* **Your objective**
All of the entries below should be printed exactly; the pictures are to be left out.

(App and web page records)
------------------------------------------------------------

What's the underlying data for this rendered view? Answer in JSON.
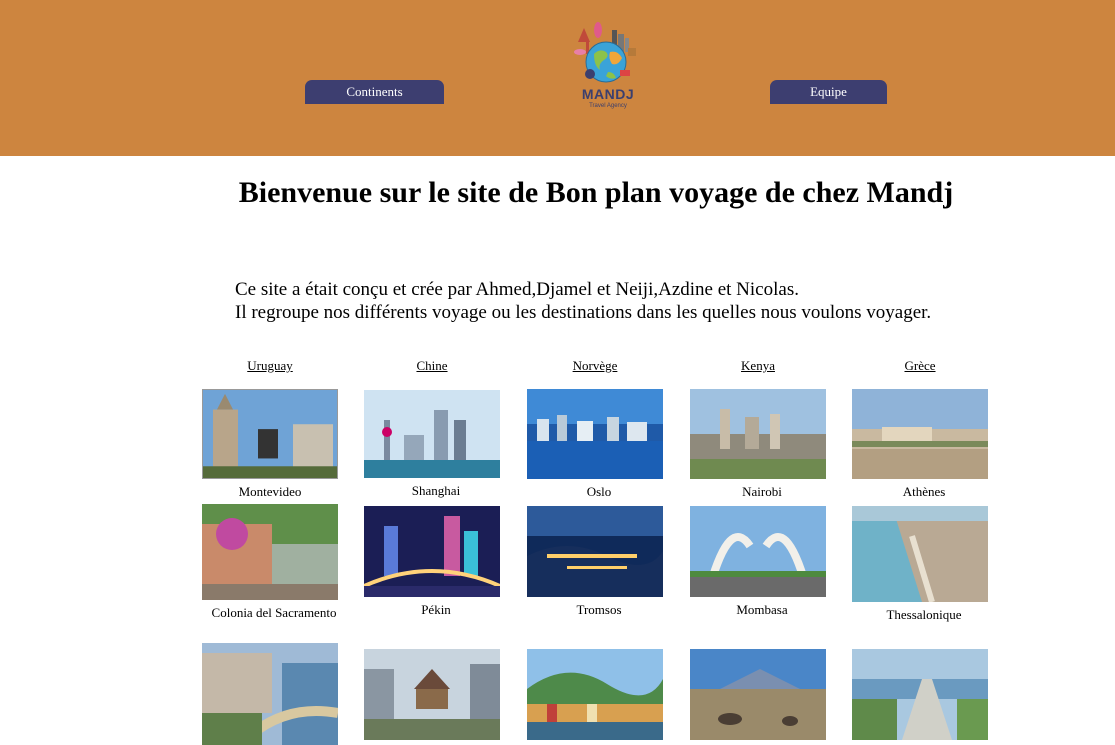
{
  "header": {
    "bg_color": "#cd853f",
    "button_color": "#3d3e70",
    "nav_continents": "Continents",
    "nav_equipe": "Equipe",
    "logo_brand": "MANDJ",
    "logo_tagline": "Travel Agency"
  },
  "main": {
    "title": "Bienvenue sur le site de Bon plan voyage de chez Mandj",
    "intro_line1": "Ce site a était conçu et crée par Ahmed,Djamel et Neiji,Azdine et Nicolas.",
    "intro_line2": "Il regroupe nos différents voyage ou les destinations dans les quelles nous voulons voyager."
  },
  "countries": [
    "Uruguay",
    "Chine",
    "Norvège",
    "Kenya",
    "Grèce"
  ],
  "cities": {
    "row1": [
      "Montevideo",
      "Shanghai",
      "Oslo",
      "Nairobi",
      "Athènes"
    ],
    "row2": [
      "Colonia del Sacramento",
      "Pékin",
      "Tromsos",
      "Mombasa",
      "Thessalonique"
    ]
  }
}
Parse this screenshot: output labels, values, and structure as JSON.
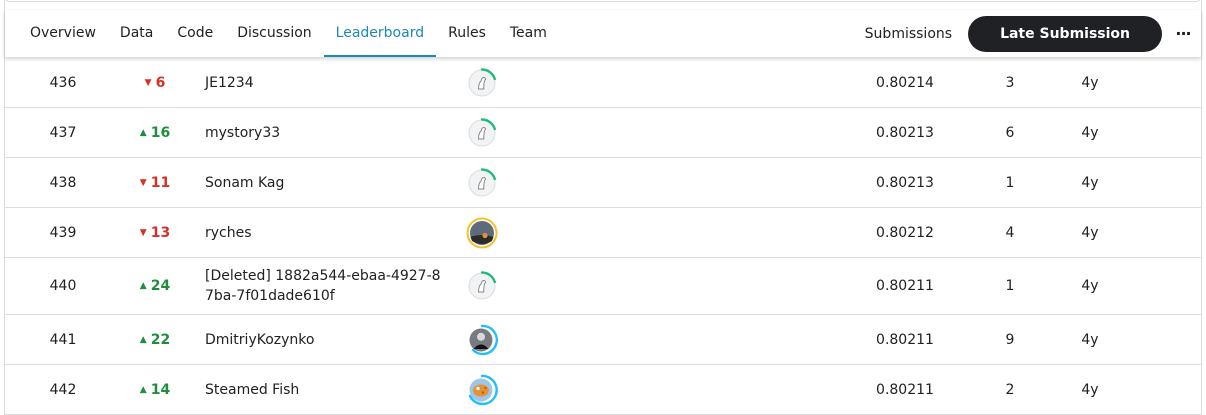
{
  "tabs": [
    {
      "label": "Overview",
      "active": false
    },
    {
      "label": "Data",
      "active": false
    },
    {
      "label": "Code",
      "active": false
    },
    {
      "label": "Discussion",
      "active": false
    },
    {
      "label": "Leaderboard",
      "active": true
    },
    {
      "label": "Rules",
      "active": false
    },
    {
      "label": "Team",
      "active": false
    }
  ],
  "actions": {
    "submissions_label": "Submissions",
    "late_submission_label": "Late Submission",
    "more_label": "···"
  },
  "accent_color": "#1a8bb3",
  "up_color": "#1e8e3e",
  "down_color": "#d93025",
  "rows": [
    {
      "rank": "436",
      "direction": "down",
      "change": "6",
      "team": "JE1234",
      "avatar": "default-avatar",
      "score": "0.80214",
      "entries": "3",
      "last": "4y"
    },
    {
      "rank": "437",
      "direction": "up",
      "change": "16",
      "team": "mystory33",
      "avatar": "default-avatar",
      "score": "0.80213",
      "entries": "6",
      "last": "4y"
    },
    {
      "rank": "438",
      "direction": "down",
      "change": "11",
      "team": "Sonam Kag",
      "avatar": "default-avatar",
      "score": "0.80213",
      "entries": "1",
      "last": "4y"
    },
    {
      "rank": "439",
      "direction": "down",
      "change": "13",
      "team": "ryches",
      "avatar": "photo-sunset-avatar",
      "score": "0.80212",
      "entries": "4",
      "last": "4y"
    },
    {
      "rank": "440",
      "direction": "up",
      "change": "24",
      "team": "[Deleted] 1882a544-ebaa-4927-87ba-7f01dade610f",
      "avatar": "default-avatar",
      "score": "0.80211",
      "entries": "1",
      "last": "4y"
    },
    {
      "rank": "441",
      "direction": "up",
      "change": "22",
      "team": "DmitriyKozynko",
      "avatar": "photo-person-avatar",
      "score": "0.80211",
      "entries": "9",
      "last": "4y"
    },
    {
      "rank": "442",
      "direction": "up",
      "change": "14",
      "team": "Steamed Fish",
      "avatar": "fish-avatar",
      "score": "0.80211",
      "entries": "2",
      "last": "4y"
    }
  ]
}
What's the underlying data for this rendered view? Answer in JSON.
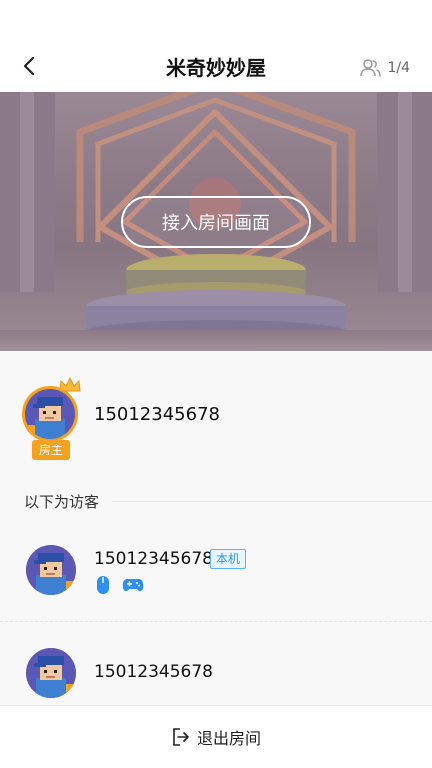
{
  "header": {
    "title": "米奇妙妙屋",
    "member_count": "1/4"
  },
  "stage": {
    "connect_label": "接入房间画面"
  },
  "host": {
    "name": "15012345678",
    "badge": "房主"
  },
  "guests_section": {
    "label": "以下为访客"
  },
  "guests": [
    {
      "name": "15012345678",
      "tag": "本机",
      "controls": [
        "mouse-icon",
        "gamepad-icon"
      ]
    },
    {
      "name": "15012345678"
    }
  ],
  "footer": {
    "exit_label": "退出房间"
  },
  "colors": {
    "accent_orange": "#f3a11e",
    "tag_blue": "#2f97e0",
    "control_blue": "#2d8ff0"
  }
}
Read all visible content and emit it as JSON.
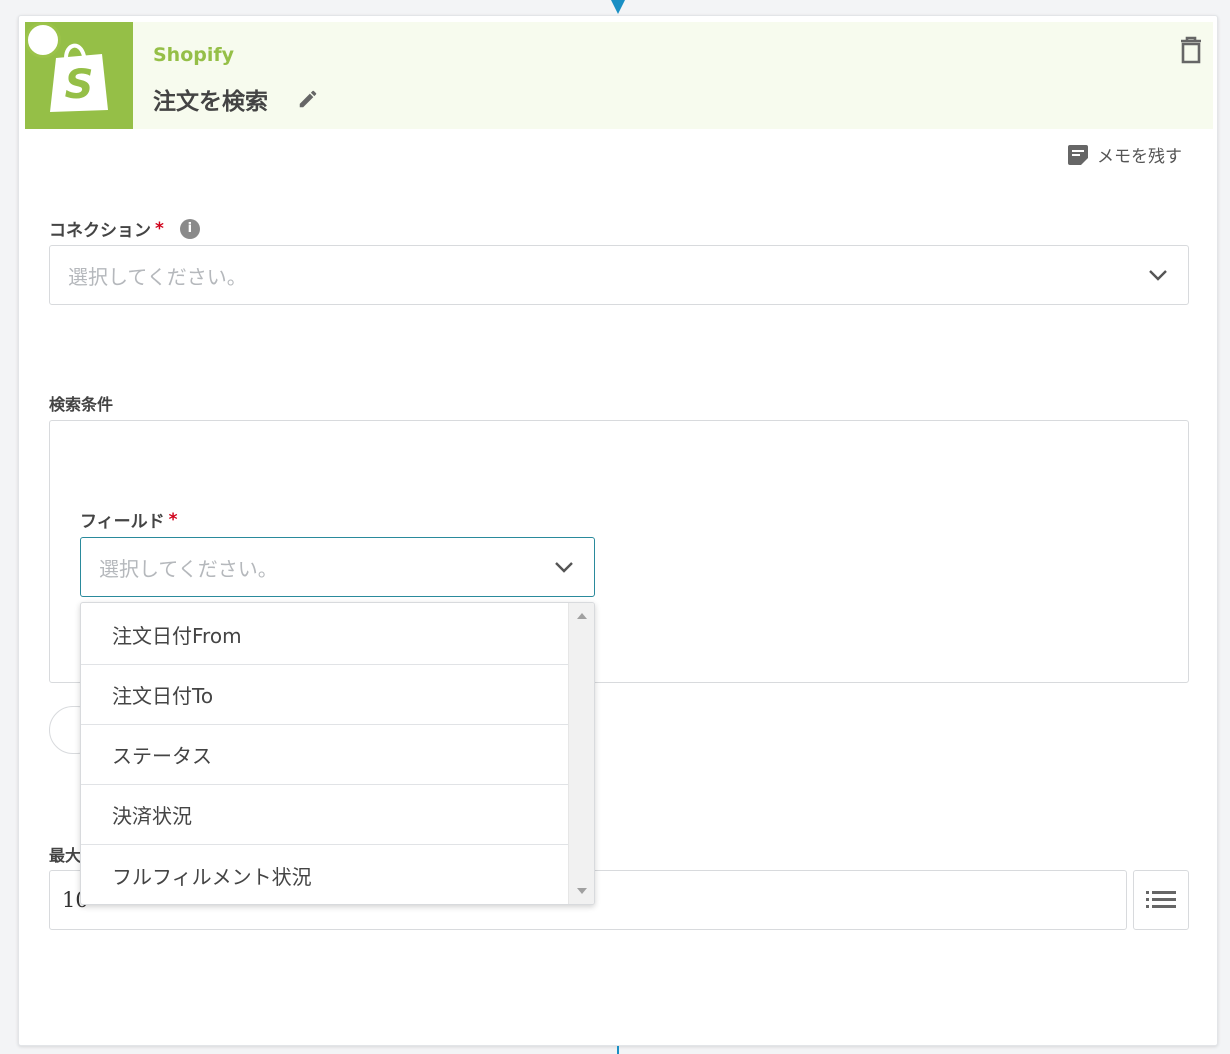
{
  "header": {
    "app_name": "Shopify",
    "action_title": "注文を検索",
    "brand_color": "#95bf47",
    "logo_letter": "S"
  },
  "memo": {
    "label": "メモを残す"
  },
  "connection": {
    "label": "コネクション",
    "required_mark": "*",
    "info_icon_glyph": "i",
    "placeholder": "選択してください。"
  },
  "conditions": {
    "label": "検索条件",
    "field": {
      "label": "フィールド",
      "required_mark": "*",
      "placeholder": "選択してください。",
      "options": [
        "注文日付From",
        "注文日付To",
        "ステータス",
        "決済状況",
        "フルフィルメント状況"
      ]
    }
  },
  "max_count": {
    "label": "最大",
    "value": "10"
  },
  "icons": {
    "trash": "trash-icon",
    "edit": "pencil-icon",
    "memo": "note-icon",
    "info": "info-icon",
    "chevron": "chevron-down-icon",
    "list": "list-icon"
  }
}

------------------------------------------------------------

* **Solution to the problem**
What's the underlying data for this rendered view? Answer in JSON.
{
  "header": {
    "bg_color": "#cd853f",
    "button_color": "#3d3e70",
    "nav_continents": "Continents",
    "nav_equipe": "Equipe",
    "logo_brand": "MANDJ",
    "logo_tagline": "Travel Agency"
  },
  "main": {
    "title": "Bienvenue sur le site de Bon plan voyage de chez Mandj",
    "intro_line1": "Ce site a était conçu et crée par Ahmed,Djamel et Neiji,Azdine et Nicolas.",
    "intro_line2": "Il regroupe nos différents voyage ou les destinations dans les quelles nous voulons voyager."
  },
  "countries": [
    "Uruguay",
    "Chine",
    "Norvège",
    "Kenya",
    "Grèce"
  ],
  "cities": {
    "row1": [
      "Montevideo",
      "Shanghai",
      "Oslo",
      "Nairobi",
      "Athènes"
    ],
    "row2": [
      "Colonia del Sacramento",
      "Pékin",
      "Tromsos",
      "Mombasa",
      "Thessalonique"
    ]
  }
}
Parse this screenshot: output labels, values, and structure as JSON.
{
  "tabs": [
    {
      "label": "Overview",
      "active": false
    },
    {
      "label": "Data",
      "active": false
    },
    {
      "label": "Code",
      "active": false
    },
    {
      "label": "Discussion",
      "active": false
    },
    {
      "label": "Leaderboard",
      "active": true
    },
    {
      "label": "Rules",
      "active": false
    },
    {
      "label": "Team",
      "active": false
    }
  ],
  "actions": {
    "submissions_label": "Submissions",
    "late_submission_label": "Late Submission",
    "more_label": "···"
  },
  "accent_color": "#1a8bb3",
  "up_color": "#1e8e3e",
  "down_color": "#d93025",
  "rows": [
    {
      "rank": "436",
      "direction": "down",
      "change": "6",
      "team": "JE1234",
      "avatar": "default-avatar",
      "score": "0.80214",
      "entries": "3",
      "last": "4y"
    },
    {
      "rank": "437",
      "direction": "up",
      "change": "16",
      "team": "mystory33",
      "avatar": "default-avatar",
      "score": "0.80213",
      "entries": "6",
      "last": "4y"
    },
    {
      "rank": "438",
      "direction": "down",
      "change": "11",
      "team": "Sonam Kag",
      "avatar": "default-avatar",
      "score": "0.80213",
      "entries": "1",
      "last": "4y"
    },
    {
      "rank": "439",
      "direction": "down",
      "change": "13",
      "team": "ryches",
      "avatar": "photo-sunset-avatar",
      "score": "0.80212",
      "entries": "4",
      "last": "4y"
    },
    {
      "rank": "440",
      "direction": "up",
      "change": "24",
      "team": "[Deleted] 1882a544-ebaa-4927-87ba-7f01dade610f",
      "avatar": "default-avatar",
      "score": "0.80211",
      "entries": "1",
      "last": "4y"
    },
    {
      "rank": "441",
      "direction": "up",
      "change": "22",
      "team": "DmitriyKozynko",
      "avatar": "photo-person-avatar",
      "score": "0.80211",
      "entries": "9",
      "last": "4y"
    },
    {
      "rank": "442",
      "direction": "up",
      "change": "14",
      "team": "Steamed Fish",
      "avatar": "fish-avatar",
      "score": "0.80211",
      "entries": "2",
      "last": "4y"
    }
  ]
}
What's the underlying data for this rendered view? Answer in JSON.
{
  "header": {
    "title": "米奇妙妙屋",
    "member_count": "1/4"
  },
  "stage": {
    "connect_label": "接入房间画面"
  },
  "host": {
    "name": "15012345678",
    "badge": "房主"
  },
  "guests_section": {
    "label": "以下为访客"
  },
  "guests": [
    {
      "name": "15012345678",
      "tag": "本机",
      "controls": [
        "mouse-icon",
        "gamepad-icon"
      ]
    },
    {
      "name": "15012345678"
    }
  ],
  "footer": {
    "exit_label": "退出房间"
  },
  "colors": {
    "accent_orange": "#f3a11e",
    "tag_blue": "#2f97e0",
    "control_blue": "#2d8ff0"
  }
}
Read all visible content and emit it as JSON.
{
  "header": {
    "app_name": "Shopify",
    "action_title": "注文を検索",
    "brand_color": "#95bf47",
    "logo_letter": "S"
  },
  "memo": {
    "label": "メモを残す"
  },
  "connection": {
    "label": "コネクション",
    "required_mark": "*",
    "info_icon_glyph": "i",
    "placeholder": "選択してください。"
  },
  "conditions": {
    "label": "検索条件",
    "field": {
      "label": "フィールド",
      "required_mark": "*",
      "placeholder": "選択してください。",
      "options": [
        "注文日付From",
        "注文日付To",
        "ステータス",
        "決済状況",
        "フルフィルメント状況"
      ]
    }
  },
  "max_count": {
    "label": "最大",
    "value": "10"
  },
  "icons": {
    "trash": "trash-icon",
    "edit": "pencil-icon",
    "memo": "note-icon",
    "info": "info-icon",
    "chevron": "chevron-down-icon",
    "list": "list-icon"
  }
}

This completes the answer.